HIV Prevention Programs in Uganda
Rose Naigino, Rotary Global Grant Scholar (SDSU), presented several methods to eradicate Human Immunodeficiency Virus (HIV) in Uganda. Growing up in Eastern Uganda, she knew first-hand the disease’s impact and has co-authored HIV articles as part of her Doctorial Program in Public Health at SDSU.  Two solutions provide prevention of mother-to-child transmission and safe male circumcision.  Provider-initiated testing occurs when people come to the doctor with potential symptoms, and self-testing will soon become available. Assisted partner notification systems help inform others if they have been exposed.
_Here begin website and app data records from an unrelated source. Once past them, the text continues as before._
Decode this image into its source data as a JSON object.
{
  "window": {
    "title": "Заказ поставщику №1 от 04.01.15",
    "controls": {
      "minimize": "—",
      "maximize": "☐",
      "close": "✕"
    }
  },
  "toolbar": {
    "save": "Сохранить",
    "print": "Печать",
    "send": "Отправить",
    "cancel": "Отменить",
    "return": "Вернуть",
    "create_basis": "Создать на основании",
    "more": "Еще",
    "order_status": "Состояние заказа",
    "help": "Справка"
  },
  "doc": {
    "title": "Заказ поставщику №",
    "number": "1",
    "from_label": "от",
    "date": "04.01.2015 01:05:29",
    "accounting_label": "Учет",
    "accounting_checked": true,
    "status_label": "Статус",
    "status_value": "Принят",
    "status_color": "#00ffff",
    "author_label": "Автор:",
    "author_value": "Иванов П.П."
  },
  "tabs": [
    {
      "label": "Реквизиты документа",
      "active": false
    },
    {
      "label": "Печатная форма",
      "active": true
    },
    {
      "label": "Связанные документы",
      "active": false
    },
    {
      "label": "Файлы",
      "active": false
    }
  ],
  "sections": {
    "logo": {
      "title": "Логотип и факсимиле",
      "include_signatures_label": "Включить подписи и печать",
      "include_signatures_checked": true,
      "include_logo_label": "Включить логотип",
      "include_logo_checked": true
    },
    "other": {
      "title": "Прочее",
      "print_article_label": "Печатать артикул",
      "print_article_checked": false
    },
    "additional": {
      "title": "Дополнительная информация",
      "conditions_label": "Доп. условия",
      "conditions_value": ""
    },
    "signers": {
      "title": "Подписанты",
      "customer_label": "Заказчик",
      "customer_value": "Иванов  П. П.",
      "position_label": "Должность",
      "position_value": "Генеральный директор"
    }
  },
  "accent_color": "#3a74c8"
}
Moonlighting testing occurs for commercial sex workers, and a pre-prevention pill helps avoid exposure in advance.  Training about HIV prevention provided the at-risk populations (fish workers, young girls, and long-distance truck drivers) with solutions to avoid contracting AIDs. Doing this work enhanced Ms. Naigino’s scientific writing skills, leadership potential and research experience. She thanked the joint efforts of Del Mar Rotary and Kampala North (Uganda) Rotary for her opportunities and education. 


Limbs of Freedom
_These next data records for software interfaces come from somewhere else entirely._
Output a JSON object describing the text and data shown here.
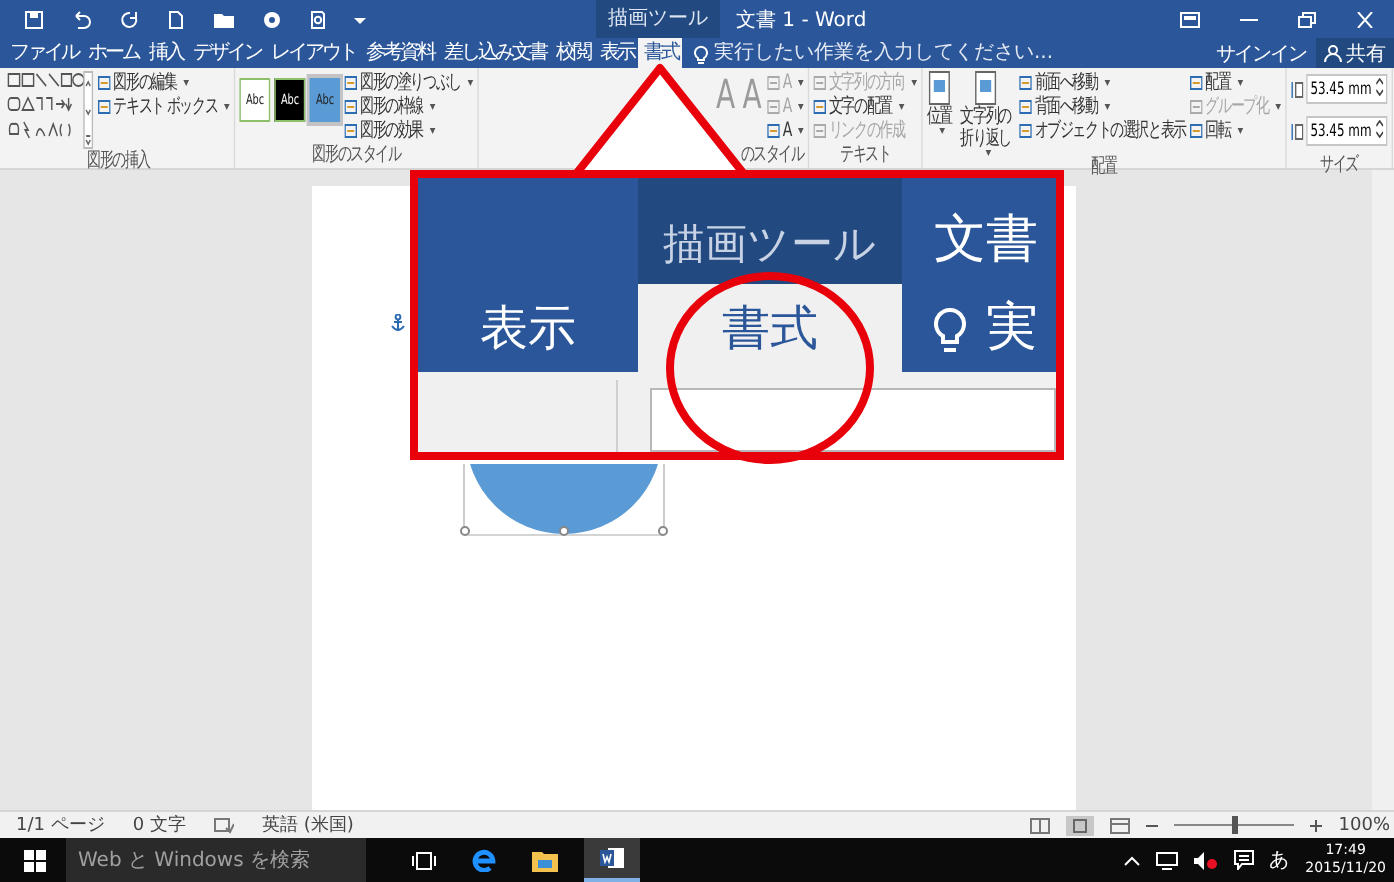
{
  "title_bar": {
    "contextual_tab": "描画ツール",
    "title": "文書 1 - Word"
  },
  "tabs": [
    {
      "label": "ファイル",
      "selected": false
    },
    {
      "label": "ホーム",
      "selected": false
    },
    {
      "label": "挿入",
      "selected": false
    },
    {
      "label": "デザイン",
      "selected": false
    },
    {
      "label": "レイアウト",
      "selected": false
    },
    {
      "label": "参考資料",
      "selected": false
    },
    {
      "label": "差し込み文書",
      "selected": false
    },
    {
      "label": "校閲",
      "selected": false
    },
    {
      "label": "表示",
      "selected": false
    },
    {
      "label": "書式",
      "selected": true
    }
  ],
  "tell_me": {
    "placeholder": "実行したい作業を入力してください..."
  },
  "account": {
    "sign_in": "サインイン",
    "share": "共有"
  },
  "ribbon_groups": [
    {
      "label": "図形の挿入",
      "columns": [
        [
          {
            "kind": "shapes"
          }
        ],
        [
          {
            "kind": "command",
            "label": "図形の編集",
            "menu": true,
            "disabled": false
          },
          {
            "kind": "command",
            "label": "テキスト ボックス",
            "menu": true,
            "disabled": false
          }
        ]
      ]
    },
    {
      "label": "図形のスタイル",
      "columns": [
        [
          {
            "kind": "swatch",
            "label": "Abc",
            "color": "#ffffff",
            "selected": false
          }
        ],
        [
          {
            "kind": "swatch",
            "label": "Abc",
            "color": "#000000",
            "selected": false
          }
        ],
        [
          {
            "kind": "swatch",
            "label": "Abc",
            "color": "#5b9bd5",
            "selected": true
          }
        ],
        [
          {
            "kind": "command",
            "label": "図形の塗りつぶし",
            "menu": true,
            "disabled": false
          },
          {
            "kind": "command",
            "label": "図形の枠線",
            "menu": true,
            "disabled": false
          },
          {
            "kind": "command",
            "label": "図形の効果",
            "menu": true,
            "disabled": false
          }
        ]
      ]
    },
    {
      "label": "のスタイル",
      "columns": [
        [
          {
            "kind": "letter",
            "label": "A"
          }
        ],
        [
          {
            "kind": "letter",
            "label": "A"
          }
        ],
        [
          {
            "kind": "command",
            "label": "A",
            "menu": true,
            "disabled": true
          },
          {
            "kind": "command",
            "label": "A",
            "menu": true,
            "disabled": true
          },
          {
            "kind": "command",
            "label": "A",
            "menu": true,
            "disabled": false
          }
        ]
      ]
    },
    {
      "label": "テキスト",
      "columns": [
        [
          {
            "kind": "command",
            "label": "文字列の方向",
            "menu": true,
            "disabled": true
          },
          {
            "kind": "command",
            "label": "文字の配置",
            "menu": true,
            "disabled": false
          },
          {
            "kind": "command",
            "label": "リンクの作成",
            "menu": false,
            "disabled": true
          }
        ]
      ]
    },
    {
      "label": "配置",
      "columns": [
        [
          {
            "kind": "large",
            "label": "位置",
            "menu": true
          }
        ],
        [
          {
            "kind": "large",
            "label": "文字列の折り返し",
            "menu": true
          }
        ],
        [
          {
            "kind": "command",
            "label": "前面へ移動",
            "menu": true,
            "disabled": false
          },
          {
            "kind": "command",
            "label": "背面へ移動",
            "menu": true,
            "disabled": false
          },
          {
            "kind": "command",
            "label": "オブジェクトの選択と表示",
            "menu": false,
            "disabled": false
          }
        ],
        [
          {
            "kind": "command",
            "label": "配置",
            "menu": true,
            "disabled": false
          },
          {
            "kind": "command",
            "label": "グループ化",
            "menu": true,
            "disabled": true
          },
          {
            "kind": "command",
            "label": "回転",
            "menu": true,
            "disabled": false
          }
        ]
      ]
    },
    {
      "label": "サイズ",
      "columns": [
        [
          {
            "kind": "spin",
            "value": "53.45 mm"
          },
          {
            "kind": "spin",
            "value": "53.45 mm"
          }
        ]
      ]
    }
  ],
  "callout": {
    "contextual_tab": "描画ツール",
    "title": "文書",
    "left_tab": "表示",
    "selected_tab": "書式",
    "tell_me": "実"
  },
  "status_bar": {
    "page": "1/1 ページ",
    "words": "0 文字",
    "language": "英語 (米国)",
    "zoom": "100%",
    "zoom_slider": {
      "level": 0.5
    }
  },
  "taskbar": {
    "search_placeholder": "Web と Windows を検索",
    "ime": "あ",
    "time": "17:49",
    "date": "2015/11/20"
  }
}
Herb Barrack explained how the Coronado Club worked together with the Barr Foundation to provide prosthetic limbs to amputees in Mexico. The Limbs of Freedom project is a joint effort between the Rotary Club of Coronado, California, and the Club Rotario Calafia-Ensenada. A machinist who lost his leg received a prosthetic leg so he would return to work. A young mother walked on her new leg so she can care for her children. The technology continues to develop from a manual process to digital printing.  



Our club received kudos during the presentation of Rotary Foundation Awards as the Top Giving Club in Rotary Direct.  To end the conference, everyone got a chance to speak about their Rotary's positive results during Phil Blair's speed dating. If he called on someone, they had 30 seconds to state their name, Rotary and one club accomplishment. Rotarian Jen Weeks quickly talked about the yearly "Now and Ben" book distribution and in-class reading. If someone doesn't speak within thirty seconds, a whistle blows.  One Rotaract took too long to introduce himself. The whistle screeched! A Rotaract at the next table finished the announcement of an upcoming club crawl for End Polio Now. 

Water Pasteurization Indicator (WAPI)
After the presentations, Rotaracts needed Rotarians to build little handmade thermometers. The WAPI tube contains soy bean wax that melts when boiling water or milk reaches 68 degrees C -- pasteurization temperature. This ensures safe water or milk without disease-causing organisms. The WAPI’s tub required a wire run through it with a crimped loop at each end. One loop contained a hook to hang over a cooking pot's side. In the center photo, Jen Weeks made loops before the product passed to the crimper. Don Week's table (right photo) completed a WAPI from running wire to end crimps. Rotarians completed 118 thermometers for emergency kits.  


Rotarians Don and Jen Weeks enjoyed the conference at the beautiful Hotel Del Coronado.